What are the advantages for an author? By using video, authors can explain their work in a way that they are not able to do in print, such as showing footage of their laboratory setups or methods, field sites, and/or study organisms. The authors are able to provide a more personal explanation of their findings and put them into a broader perspective. By posting a video on the internet, the author can raise the visibility of themselves and their research because search engines rank video high in comparison to text-only descriptions (especially if it's the only video out there on the topic). People searching for information on a topic will be more likely to find their video abstract, and the video will lead viewers to the technical paper. Also, if the video is published on YouTube, the authors are free to embed their video abstract on their own websites, something they often cannot do with their journal publication because of copyright restrictions.
What are the advantages for the reader? Video can provide a richer, more interactive experience for a reader. For non-specialist readers, a video in which the authors explain their work in everyday language would provide greater insight, spark their curiosity about the topic, and possibly encourage them to learn more about it. For example, as a scientist, I'm interested in keeping up with major discoveries in other fields. Although I'm not likely to read a technical paper about the Higgs boson, I would watch a video that explains what's been discovered and what it means.
Are video abstracts just a fad or will it become a common practice at science journals? Hard to say.
Some video abstracts are well-done:
Others are pretty awful:
Some science disciplines (physics) seem to be getting on the multimedia bandwagon faster than others. Whatever the future of video abstracts, we are clearly in a learning phase. Many of my colleagues have never even heard of video abstracts and expressed no interest in doing one, even if offered the opportunity. Students seemed to be more receptive to the idea, and I suspect this is because they are more technically-savy and accustomed to watching YouTube videos than most of their professors.
If video abstracts become standard practice, authors will need to either develop some skills at creating such videos or will need access to multimedia specialists who can help them. My guess is that most authors will end up paying someone, either at their institution or a free-lancer, to produce a video abstract.

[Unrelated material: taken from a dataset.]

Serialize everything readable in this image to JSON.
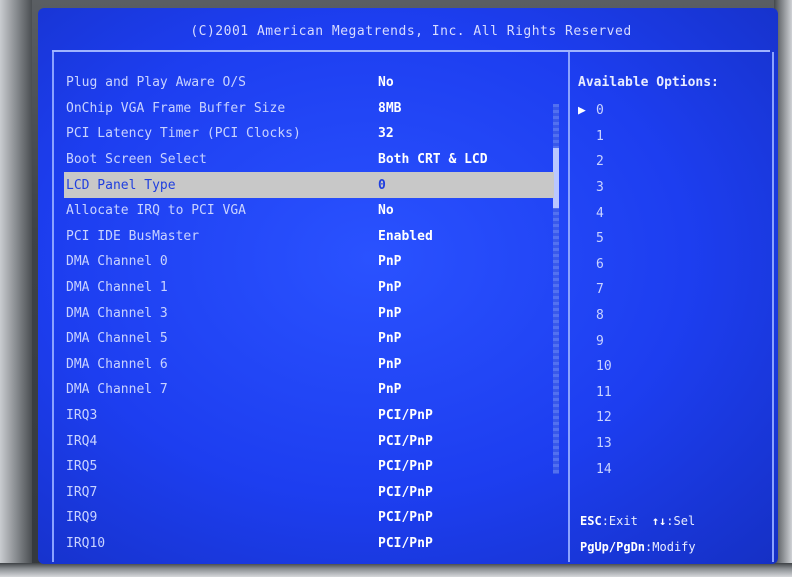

Possibly some journals will offer the service at a price. It will be interesting to see how this practice evolves.
For more on the video revolution in science communication, see this video:
Image Credit: modified photograph from USAID